And that’s exactly what happened over the past year—the labor force contracted by more than 60,000—to the lowest levels since 2011. Meanwhile, our state’s overall population experienced rapid growth. And whenever the population is growing, but the workforce is shrinking, the economy is moving in the wrong direction.
If joblessness was truly being reduced, we would expect to see unemployed workers moving into employment, but we don’t. Just four out of every ten workers moved from joblessness into employment last year. The rest gave up and dropped out of the workforce altogether.
Lastly, the notion that cutting unemployment benefits is the sole factor explaining our state’s “special” job growth over the last year is ridiculous—for the simple reason that by any measure, North Carolina’s job creation over the last year hasn’t been special at all. If cutting unemployment benefits—a policy undertaken by no other state—were truly responsible for creating a special boom in job creation, then we would expect the state to have created jobs at much faster rate than the rest of the nation.
But when we look at our state’s rate of job creation since February 2013, it turns out North Carolina experienced a 1.2 percent rate of employment growth over the last year while the national average of job creation was 1.6 percent. So much for the idea that cutting unemployment benefits made the state’s job creation more “special” than the rest of the nation.
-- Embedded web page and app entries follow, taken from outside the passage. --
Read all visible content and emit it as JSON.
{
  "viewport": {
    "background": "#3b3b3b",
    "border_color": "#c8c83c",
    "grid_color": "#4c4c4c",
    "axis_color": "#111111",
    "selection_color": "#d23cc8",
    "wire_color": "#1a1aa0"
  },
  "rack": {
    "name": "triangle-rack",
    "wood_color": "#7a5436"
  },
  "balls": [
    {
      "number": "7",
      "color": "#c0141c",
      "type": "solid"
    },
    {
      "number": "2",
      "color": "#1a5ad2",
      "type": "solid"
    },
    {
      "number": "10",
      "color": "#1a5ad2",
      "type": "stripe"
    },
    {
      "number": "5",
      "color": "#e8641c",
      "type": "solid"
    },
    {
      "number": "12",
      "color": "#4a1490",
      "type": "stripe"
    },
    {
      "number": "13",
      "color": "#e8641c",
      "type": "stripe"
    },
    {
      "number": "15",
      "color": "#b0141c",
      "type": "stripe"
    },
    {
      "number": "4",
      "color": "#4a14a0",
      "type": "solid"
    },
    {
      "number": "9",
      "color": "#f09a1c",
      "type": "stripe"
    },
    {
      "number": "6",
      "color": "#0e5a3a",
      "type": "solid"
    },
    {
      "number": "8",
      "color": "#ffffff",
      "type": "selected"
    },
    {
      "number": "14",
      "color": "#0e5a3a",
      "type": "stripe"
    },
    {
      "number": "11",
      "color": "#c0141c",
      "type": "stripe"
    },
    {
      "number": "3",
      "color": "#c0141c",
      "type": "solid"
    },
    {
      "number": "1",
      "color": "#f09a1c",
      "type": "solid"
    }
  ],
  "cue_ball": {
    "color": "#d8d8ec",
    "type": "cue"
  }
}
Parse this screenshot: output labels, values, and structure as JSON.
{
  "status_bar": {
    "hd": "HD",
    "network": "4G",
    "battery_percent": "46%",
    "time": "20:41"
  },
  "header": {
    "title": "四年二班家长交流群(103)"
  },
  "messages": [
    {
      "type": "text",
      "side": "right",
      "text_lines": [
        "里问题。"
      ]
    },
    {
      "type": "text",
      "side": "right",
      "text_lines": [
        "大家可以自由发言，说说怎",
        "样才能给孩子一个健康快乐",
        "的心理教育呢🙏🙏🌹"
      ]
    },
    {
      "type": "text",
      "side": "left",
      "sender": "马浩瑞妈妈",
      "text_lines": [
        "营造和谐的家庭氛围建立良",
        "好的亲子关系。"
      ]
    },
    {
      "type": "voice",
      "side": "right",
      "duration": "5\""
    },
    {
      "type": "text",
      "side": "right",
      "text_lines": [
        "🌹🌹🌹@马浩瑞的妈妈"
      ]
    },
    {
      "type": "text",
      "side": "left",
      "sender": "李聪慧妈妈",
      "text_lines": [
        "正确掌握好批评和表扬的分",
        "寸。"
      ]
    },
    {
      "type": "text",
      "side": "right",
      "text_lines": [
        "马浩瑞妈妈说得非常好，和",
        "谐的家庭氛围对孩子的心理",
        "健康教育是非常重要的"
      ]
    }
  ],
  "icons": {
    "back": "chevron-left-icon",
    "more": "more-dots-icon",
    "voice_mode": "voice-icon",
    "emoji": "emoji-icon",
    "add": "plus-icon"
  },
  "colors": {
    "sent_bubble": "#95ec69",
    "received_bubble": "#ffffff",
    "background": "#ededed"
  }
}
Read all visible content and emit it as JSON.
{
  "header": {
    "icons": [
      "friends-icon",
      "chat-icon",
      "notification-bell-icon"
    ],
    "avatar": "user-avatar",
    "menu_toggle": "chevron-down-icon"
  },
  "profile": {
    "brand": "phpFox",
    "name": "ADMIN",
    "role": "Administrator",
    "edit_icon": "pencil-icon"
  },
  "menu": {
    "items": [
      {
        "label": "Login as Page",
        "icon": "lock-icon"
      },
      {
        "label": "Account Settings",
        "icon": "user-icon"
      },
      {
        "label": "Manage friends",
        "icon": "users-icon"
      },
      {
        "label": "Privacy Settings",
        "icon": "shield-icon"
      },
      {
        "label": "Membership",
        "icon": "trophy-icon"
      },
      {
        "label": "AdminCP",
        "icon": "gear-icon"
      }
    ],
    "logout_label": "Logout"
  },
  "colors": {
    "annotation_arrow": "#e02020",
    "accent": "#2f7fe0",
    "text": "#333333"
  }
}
Even worse for the governor, North Carolina’s job creation in 2013 was much less “special” than North Carolina’s job creation in previous years. According to preliminary estimates released last week, North Carolina created just 46,000 payroll jobs over the last year. This is significantly less than the 69,000 jobs created in 2012, and the 62,000 jobs created in 2011.
So the lesson here is simple—the Governor’s claims about unemployment are just wrong.
Allan Freyer is a Public Policy Analyst at the North Carolina Budget and Tax Center.